What It All Means For Commercial Real Estate - And Your Portfolio
What is in store in your future, career wise? What are you doing right now? Are you still working from home or are you back in the office? Increasingly, big employers are demanding that workers who had been at home working remotely during the pandemic have to go back into the office. But it's still an uncertain situation and very dicey as employers and employees are trying to figure this out. Are you back in the office at all? Are you there full time, maybe part time, a couple of days a week on a sporadic basis?
Well, if all of the workers aren't back all of the time, it means that companies are sitting on empty offices, often tens of thousands, hundreds of thousands of square feet of empty offices at a very high expense in rent. It's creating a big problem. In New York City, 20% of offices are vacant. We have thousands of companies that are discovering they now have excess office space. They only have half their staff in the building at any given moment. They therefore need half as much office space as in the past.
So a lot of companies stuck with long-term leases, are subletting their offices, trying to find others to pick up the tab until their lease expires. It's a real dilemma and it raises questions. If there's so much empty offices right now and you happen to be coming along needing office space, you can probably find a bargain. And it's a problem for commercial real estate developers. Why would you want to build a new building when there are so many existing buildings available for someone to lease? What does it mean for the value of commercial real estate? What does it mean for the future value of commercial real estate?
Well, in the United States and Canada, pension funds are declaring their viewpoint. They are selling their investments in office buildings, and they're doing it across both countries. They all typically own real estate as part of their diversified portfolios. But according to Pension and Investments magazine, they're now selling their investments and office buildings and they're buying different kinds of real estate – such as warehouses, laboratories, houses, airports and film studios. And by renting out those facilities, they're able to generate income, rental income and watch the value of those properties rise, they hope.
Their attitude is they're more likely to get tenants to pay a high rate and they're more likely to watch these properties rise in value. Then they'll find an office building. So it's a sign of the direction of the commercial real estate marketplace.

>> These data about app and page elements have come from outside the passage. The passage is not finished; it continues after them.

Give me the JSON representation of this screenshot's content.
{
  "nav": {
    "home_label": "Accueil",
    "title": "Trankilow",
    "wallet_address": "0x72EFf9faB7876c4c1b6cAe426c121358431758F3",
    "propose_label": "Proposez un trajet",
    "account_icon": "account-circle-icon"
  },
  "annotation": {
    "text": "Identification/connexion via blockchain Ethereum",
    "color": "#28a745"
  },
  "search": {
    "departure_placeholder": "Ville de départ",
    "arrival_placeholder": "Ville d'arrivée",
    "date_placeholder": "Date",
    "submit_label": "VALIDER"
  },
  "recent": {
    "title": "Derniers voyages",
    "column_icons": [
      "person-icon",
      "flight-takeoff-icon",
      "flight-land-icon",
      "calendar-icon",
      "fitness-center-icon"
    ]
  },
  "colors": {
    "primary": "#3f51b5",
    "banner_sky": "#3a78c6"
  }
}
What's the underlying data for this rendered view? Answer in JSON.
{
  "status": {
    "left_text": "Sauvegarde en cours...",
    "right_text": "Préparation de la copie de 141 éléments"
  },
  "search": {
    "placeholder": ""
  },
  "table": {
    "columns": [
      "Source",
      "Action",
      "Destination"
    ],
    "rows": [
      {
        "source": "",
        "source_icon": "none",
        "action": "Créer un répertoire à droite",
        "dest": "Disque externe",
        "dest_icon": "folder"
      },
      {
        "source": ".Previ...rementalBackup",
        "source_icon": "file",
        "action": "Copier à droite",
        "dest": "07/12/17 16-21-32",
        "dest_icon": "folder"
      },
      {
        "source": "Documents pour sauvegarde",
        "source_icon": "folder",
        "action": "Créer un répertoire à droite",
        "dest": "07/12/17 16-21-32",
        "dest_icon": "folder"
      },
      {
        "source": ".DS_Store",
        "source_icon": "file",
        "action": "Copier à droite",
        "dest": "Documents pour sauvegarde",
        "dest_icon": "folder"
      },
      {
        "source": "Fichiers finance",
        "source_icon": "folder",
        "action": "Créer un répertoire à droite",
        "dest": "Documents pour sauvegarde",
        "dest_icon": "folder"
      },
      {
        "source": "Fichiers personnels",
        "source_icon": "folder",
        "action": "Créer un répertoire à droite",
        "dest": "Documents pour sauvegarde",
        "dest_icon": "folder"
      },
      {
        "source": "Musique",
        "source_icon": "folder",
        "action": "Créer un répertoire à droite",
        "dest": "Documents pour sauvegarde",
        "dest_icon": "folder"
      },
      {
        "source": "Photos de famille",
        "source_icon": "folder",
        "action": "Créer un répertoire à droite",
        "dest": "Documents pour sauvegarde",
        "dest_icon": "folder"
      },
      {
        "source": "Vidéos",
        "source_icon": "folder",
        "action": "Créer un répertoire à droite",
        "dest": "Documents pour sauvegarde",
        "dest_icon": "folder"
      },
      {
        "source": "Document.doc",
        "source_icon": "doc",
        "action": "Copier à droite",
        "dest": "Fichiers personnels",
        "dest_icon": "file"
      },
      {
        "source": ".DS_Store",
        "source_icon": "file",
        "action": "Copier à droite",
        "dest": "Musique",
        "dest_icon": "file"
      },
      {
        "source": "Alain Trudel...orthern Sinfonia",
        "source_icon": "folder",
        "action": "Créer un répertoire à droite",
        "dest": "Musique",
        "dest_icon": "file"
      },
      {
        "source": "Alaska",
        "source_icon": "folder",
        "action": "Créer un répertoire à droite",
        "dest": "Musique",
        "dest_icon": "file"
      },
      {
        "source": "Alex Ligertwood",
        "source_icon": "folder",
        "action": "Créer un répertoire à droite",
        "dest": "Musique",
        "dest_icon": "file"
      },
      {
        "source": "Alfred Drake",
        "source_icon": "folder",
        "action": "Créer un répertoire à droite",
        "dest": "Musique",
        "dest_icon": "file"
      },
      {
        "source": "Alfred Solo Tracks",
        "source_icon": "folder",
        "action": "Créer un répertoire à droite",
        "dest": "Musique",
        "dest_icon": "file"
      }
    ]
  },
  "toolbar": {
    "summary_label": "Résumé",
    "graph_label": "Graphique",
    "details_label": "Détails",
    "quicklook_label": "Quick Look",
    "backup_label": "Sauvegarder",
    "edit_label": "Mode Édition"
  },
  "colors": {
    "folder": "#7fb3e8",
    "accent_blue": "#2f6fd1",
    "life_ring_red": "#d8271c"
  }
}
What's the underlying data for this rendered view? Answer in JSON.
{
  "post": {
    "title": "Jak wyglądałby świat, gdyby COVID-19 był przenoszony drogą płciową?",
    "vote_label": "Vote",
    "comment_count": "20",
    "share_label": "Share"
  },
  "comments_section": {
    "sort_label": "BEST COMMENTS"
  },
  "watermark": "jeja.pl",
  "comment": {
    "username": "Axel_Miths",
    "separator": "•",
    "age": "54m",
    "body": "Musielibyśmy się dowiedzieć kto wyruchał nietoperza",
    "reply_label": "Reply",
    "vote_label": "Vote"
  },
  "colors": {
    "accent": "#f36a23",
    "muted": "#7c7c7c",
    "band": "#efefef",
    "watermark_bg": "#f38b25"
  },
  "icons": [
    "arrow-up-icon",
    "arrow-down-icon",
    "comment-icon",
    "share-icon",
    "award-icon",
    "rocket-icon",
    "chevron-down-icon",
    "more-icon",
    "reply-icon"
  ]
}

In North America, pension funds manage about $6 trillion and they have 9% of it in real estate. This is a very big deal. In Ontario, the Municipal Employees Retirement System is cutting its holdings of office buildings more than 50%. Within their real estate portfolio, almost half of it was office buildings. They're cutting that to 20%.
Three years ago, pensions had 17% of their real estate in retail space, you know, shopping centers and malls. They've cut that from 17% to just 10%, showing that not only are they bearish on office buildings, they're also bearish on retail space because their attitude is more and more people are shopping online and not so many are going into stores physically. This is further illustration how a combination of technology and the pandemic are changing the nature of real estate and how maybe you need to be reconsidering your investment strategy if you like to hold real estate as part of your diversified portfolio.